A thousand little Benjies constantly talk in my head. A thousand little creatures speaking, some in subdued almost suppressed and some in apprehensive yet hollow tones, somewhere in my head. They all talk, all of them, together, simultaneously. Shut up, shut up, shut up. They keep repeating those words. Like parrots on cocaine, they keep repeating those words. Blah, Blah, Blah. Tickets please, sir. I was sitting, and the clock went one, then two, then three, then she came picked me up and then we were here and I was sitting again but we were moving. And we are moving, and they are moving, and those are moving, and maybe it was a bicycle and not a bike. Maybe we’re not moving at all, and it’s just my head horsing around. I have liquid memories and container moods, the latter follows shape and the former follows suit. I press my eyes against my palms, and I melt right through. They won’t let me forget. These bastards won’t let me forget.
“Is it fair?”
Those were the last words Eddie said to the man he had thought I was before he drifted back into the only honest sleep of his final days. A smiling sleep caused by my youngest daughter, who did one of the finest things I have ever seen a human being do.
Eddie died yesterday, and his parents have asked me to speak at his “Celebration of Life” this Sunday. I have plenty of harmless Eddie anecdotes to warm hearts and kill ten minutes with. It may be cynical of me to say it, but even though the most timid human being tends to live an R-rated life, few celebrations of such are anything less than family friendly.
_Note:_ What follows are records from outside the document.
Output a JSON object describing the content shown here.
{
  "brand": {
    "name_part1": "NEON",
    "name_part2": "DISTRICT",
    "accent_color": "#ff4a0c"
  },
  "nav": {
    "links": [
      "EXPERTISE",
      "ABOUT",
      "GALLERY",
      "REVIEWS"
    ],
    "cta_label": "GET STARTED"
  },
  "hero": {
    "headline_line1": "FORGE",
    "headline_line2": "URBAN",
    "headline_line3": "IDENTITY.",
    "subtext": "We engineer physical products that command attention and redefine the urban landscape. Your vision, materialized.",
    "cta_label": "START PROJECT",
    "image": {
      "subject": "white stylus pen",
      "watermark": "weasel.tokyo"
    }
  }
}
Silence is the color
in a blind man’s eyes
Leo wondered if it was some kind of contest, if it smacked of more than what it seemed. He had heard the poem a hundred times, Chornby always walking around with the book in his shirt pocket or back pocket suddenly reading it to him, again and again, and Leo, the Blind Man of North Saugus, let the words sink in and become part of him, part of his sightless brain. Just like Chornby had become part of him. Chornby’s face he could not picture, nor eyes, nor beard, nor jut of chin, but settled on the imagination of Chornby’s hands and could only do so when he felt his own slim unworked hands, the thin fingers, the soft palms, the frail knuckles, how the fingers wanted to touch a piano but couldn’t, or a woman, but who wants a blind man?